Dyscalculia Fact Sheet
What is dyscalculia? Dyscalculia is a learning disability that affects math.
Is it like dyslexia? Dyscalculia and dyslexia are both Specific Learning Disorders (SLDs), a group of learning disabilities that includes dysgraphia, dyspraxia, ADHD, executive function disorders, and other learning differences.
How many people have dyscalculia? Research says that about 8-10% of all people have dyscalculia.
What causes dyscalculia? A person can be born with dyscalculia, or acquire it after a brain injury. Researchers aren’t exactly sure what causes dyscalculia; sometimes it is hereditary, but sometimes it’s just the unique brain wiring of an individual, and sometimes, it’s caused by an accident.
How do you know if your child or student has dyscalculia? The signs of dyscalculia include persistent trouble at telling time, counting money, remembering basic math facts, or problem solving, even after interventions and extra help. Many people with dyscalculia experience the same issues as adults.
How is dyscalculia diagnosed? A dyscalculia diagnosis is made by a neuropsychologist or educational psychologist. Screeners and classroom performance measures are helpful—for example, most dyscalculic students score in the 30th percentile or two grade levels below their peers—but experts are trained in administering, scoring, and analyzing the many tests needed to diagnose a learning disability.
Do adults have dyscalculia? Yes, dyscalculia is a lifelong condition. It involves differences in wiring and processing, mainly in the parietal lobe of the brain, and this does not change with time or interventions.
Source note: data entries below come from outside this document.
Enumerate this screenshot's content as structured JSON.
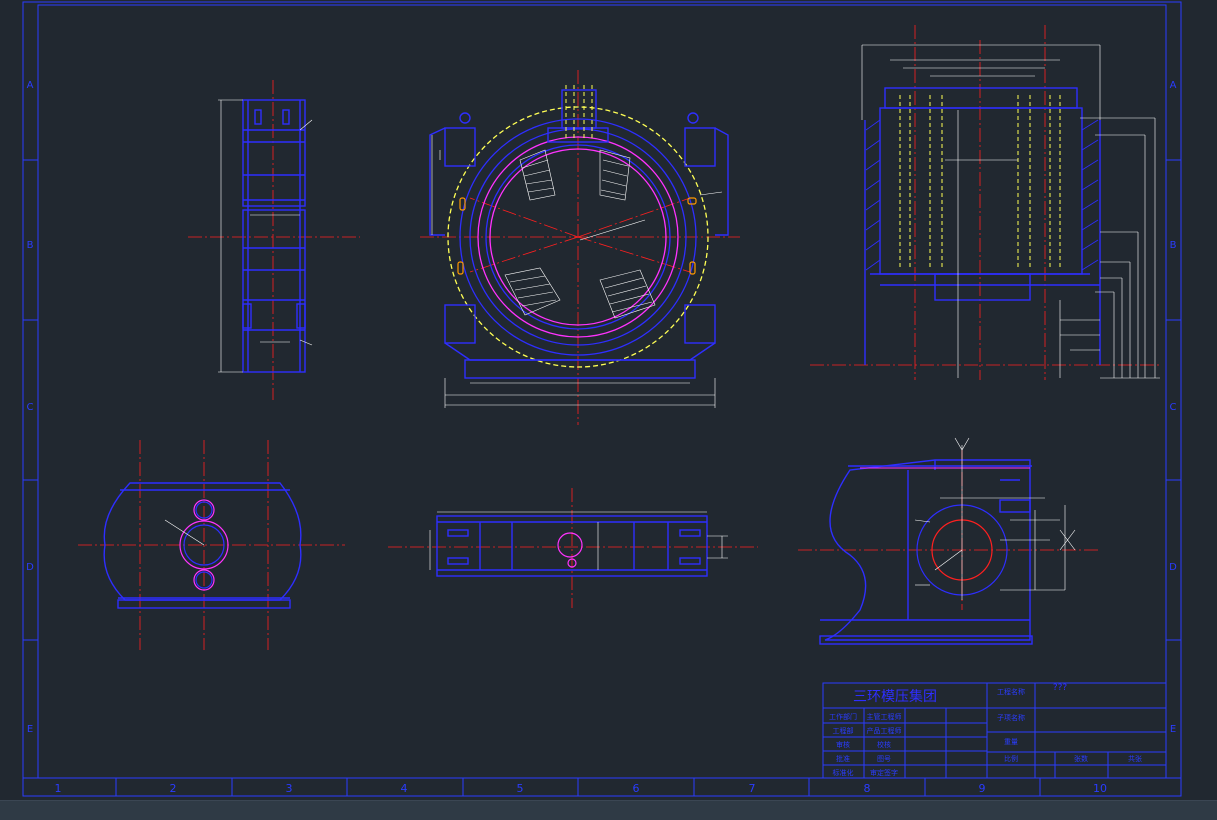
{
  "frame": {
    "column_labels": [
      "1",
      "2",
      "3",
      "4",
      "5",
      "6",
      "7",
      "8",
      "9",
      "10"
    ],
    "row_labels": [
      "A",
      "B",
      "C",
      "D",
      "E"
    ]
  },
  "title_block": {
    "drawing_title": "三环模压集团",
    "top_right_note": "???",
    "rows": [
      [
        "工作部门",
        "主管工程师",
        "",
        "",
        "",
        ""
      ],
      [
        "工程部",
        "产品工程师",
        "",
        "",
        "",
        ""
      ],
      [
        "审核",
        "校核",
        "",
        "",
        "",
        ""
      ],
      [
        "批准",
        "图号",
        "",
        "",
        "",
        ""
      ],
      [
        "标准化",
        "审定签字",
        "",
        "",
        "",
        ""
      ]
    ],
    "side_cells": [
      "工程名称",
      "子项名称",
      "重量",
      "比例",
      "张数",
      "共张"
    ]
  },
  "colors": {
    "background": "#212830",
    "frame": "#2a3cff",
    "geometry": "#2e2eff",
    "centerline": "#ff2020",
    "dimension": "#ffffff",
    "hidden": "#ffff55",
    "accent": "#ff33ff",
    "highlight": "#ff9900"
  }
}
Can people with dyscalculia ever succeed in math? Absolutely! People with dyscalculia can succeed in any math class if they have the correct support and accommodations.
My student (or child) has a math learning disability, but not dyscalculia. What does this mean? This is like saying you have a whole lot of water but no H2O—dyscalculia is the math learning disability.